_Task item_
How many lines in these records include the string "icon"? Reply with that number alone.

_Stored data_

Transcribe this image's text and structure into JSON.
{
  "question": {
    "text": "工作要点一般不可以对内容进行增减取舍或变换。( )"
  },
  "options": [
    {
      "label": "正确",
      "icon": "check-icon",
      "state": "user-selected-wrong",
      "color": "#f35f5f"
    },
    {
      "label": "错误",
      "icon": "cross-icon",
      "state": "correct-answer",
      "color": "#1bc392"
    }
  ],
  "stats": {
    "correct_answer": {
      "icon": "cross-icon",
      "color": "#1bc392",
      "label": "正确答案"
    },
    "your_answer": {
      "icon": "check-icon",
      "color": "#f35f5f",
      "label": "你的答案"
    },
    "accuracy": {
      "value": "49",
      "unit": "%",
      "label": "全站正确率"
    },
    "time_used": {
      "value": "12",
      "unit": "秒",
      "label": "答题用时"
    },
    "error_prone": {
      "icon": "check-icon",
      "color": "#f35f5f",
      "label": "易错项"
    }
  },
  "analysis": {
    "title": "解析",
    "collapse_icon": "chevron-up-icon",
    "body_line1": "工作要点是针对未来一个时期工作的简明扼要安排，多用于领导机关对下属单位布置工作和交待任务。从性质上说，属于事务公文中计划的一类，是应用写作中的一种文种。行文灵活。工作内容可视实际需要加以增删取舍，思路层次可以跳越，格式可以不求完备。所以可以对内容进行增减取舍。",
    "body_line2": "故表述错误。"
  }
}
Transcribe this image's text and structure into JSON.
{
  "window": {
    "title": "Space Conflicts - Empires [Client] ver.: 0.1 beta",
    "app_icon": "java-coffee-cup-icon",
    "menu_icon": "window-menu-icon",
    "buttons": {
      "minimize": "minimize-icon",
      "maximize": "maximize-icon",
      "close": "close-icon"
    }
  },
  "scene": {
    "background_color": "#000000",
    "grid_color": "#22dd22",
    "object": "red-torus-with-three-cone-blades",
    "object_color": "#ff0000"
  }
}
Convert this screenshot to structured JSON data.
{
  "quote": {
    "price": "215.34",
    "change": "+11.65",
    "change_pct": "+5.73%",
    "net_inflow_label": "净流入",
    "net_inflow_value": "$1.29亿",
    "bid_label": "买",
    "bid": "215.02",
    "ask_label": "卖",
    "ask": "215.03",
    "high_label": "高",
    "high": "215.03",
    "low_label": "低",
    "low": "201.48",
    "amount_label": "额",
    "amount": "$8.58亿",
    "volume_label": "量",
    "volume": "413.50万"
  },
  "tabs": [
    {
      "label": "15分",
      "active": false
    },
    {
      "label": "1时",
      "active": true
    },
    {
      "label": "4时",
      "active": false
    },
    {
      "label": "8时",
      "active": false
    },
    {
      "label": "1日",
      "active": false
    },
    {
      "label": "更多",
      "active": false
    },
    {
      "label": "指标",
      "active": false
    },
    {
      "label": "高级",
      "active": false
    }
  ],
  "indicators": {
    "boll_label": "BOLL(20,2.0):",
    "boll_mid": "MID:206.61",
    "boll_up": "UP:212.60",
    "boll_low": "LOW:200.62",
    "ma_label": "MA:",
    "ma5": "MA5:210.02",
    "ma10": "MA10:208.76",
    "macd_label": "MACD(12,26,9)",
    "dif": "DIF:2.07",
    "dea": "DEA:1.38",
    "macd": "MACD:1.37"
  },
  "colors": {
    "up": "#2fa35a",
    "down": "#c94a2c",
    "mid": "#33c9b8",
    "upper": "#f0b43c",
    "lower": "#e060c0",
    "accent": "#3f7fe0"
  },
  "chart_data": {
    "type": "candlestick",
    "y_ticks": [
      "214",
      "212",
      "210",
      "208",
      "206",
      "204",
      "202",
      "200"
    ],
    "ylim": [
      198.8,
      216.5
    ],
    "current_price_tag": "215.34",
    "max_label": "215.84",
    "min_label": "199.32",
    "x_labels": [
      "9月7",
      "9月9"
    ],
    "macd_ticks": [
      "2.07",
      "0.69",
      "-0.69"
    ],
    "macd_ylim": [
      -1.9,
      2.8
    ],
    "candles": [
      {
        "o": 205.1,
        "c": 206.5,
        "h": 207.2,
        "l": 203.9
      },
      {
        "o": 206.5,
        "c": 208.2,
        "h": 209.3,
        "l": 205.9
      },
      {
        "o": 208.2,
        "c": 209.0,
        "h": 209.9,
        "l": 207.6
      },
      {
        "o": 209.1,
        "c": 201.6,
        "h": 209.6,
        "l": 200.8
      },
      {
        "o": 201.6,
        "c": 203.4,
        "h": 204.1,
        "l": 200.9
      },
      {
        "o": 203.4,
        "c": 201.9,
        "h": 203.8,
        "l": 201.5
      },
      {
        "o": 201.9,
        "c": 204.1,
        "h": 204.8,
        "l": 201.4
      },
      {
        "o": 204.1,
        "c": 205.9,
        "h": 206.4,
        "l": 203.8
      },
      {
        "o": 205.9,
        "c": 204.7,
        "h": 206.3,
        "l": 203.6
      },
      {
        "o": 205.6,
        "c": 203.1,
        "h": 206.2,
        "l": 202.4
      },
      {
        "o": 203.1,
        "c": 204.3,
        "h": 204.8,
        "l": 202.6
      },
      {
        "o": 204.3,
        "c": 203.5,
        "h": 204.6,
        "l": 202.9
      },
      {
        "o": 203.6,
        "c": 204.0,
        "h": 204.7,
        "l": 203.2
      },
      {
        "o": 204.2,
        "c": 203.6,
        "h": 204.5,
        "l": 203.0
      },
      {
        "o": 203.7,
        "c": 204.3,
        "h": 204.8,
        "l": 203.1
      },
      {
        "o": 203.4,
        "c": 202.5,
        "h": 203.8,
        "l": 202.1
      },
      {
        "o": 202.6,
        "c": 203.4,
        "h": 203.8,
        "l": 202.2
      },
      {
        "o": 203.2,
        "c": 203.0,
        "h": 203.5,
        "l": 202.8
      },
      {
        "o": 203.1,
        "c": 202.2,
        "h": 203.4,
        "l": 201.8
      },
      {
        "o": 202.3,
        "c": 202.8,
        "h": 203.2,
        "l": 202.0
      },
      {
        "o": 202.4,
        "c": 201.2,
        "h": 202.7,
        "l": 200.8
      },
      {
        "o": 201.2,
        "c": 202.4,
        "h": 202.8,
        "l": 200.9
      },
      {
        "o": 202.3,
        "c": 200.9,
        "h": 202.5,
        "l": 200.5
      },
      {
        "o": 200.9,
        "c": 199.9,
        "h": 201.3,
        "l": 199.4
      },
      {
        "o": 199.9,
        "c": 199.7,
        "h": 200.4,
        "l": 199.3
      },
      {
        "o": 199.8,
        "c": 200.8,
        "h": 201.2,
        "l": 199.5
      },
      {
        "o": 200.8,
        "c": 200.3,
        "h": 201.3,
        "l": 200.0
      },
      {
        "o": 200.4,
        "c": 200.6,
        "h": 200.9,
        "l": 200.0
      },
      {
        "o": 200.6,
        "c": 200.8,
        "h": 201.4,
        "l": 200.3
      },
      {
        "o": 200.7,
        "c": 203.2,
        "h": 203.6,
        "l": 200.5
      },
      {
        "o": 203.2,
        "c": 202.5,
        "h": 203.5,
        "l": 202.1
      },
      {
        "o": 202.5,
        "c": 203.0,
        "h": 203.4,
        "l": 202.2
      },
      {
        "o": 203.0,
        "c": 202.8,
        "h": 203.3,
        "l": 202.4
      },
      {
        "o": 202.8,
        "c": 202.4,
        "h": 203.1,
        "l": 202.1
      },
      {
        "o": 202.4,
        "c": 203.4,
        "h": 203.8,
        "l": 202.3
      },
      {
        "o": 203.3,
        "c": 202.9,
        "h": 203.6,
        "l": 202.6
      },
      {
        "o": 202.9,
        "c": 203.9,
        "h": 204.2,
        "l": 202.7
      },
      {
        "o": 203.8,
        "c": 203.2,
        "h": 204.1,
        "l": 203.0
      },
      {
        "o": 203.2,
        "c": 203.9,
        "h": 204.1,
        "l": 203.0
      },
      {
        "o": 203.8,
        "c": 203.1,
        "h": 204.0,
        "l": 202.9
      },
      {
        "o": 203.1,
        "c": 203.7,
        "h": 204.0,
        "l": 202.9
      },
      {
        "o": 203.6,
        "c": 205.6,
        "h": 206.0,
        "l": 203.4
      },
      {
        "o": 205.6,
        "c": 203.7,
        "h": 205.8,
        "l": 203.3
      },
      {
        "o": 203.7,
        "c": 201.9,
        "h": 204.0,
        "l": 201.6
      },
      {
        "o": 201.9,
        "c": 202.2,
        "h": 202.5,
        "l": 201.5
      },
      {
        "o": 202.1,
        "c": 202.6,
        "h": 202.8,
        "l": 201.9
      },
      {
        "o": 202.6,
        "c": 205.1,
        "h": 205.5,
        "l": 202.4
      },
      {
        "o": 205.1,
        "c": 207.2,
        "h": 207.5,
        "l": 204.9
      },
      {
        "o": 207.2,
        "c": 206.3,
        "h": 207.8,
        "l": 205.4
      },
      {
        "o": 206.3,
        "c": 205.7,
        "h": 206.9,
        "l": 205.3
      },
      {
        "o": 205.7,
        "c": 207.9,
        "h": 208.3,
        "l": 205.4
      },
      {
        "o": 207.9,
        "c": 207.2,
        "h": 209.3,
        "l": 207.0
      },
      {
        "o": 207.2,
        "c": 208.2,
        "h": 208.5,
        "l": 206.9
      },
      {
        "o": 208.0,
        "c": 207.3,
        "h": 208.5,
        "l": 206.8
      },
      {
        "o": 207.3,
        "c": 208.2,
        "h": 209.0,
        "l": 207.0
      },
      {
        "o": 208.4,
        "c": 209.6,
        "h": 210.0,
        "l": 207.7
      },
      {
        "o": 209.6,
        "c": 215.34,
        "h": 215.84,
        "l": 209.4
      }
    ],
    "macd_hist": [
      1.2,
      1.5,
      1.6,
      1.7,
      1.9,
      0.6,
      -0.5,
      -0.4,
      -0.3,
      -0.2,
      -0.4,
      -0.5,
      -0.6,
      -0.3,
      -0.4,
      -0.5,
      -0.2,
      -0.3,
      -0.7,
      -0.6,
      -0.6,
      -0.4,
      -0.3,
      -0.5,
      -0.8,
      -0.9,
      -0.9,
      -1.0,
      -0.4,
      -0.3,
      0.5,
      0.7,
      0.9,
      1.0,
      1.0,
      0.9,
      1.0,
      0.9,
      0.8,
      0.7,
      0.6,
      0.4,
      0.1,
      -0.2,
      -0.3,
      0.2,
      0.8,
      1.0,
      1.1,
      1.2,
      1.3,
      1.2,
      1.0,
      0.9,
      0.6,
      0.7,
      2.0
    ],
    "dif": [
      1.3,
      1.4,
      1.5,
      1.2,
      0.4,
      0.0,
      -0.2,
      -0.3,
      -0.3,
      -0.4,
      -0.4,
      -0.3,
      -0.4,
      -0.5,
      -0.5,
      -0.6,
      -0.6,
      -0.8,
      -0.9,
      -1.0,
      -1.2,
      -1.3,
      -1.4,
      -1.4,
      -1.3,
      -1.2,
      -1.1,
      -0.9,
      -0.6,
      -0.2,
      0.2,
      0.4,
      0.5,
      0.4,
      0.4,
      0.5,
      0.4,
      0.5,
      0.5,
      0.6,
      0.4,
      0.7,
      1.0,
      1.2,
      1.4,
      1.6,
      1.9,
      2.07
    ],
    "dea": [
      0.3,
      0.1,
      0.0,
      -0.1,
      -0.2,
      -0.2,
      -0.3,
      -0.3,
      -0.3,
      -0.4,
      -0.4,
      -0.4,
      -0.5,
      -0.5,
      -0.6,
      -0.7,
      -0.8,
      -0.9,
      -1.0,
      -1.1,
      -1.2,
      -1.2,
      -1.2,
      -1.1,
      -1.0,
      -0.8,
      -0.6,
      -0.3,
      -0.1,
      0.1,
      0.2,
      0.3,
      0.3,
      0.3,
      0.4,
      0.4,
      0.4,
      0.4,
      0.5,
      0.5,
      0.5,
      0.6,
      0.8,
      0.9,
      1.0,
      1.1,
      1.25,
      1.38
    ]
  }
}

_Response_
11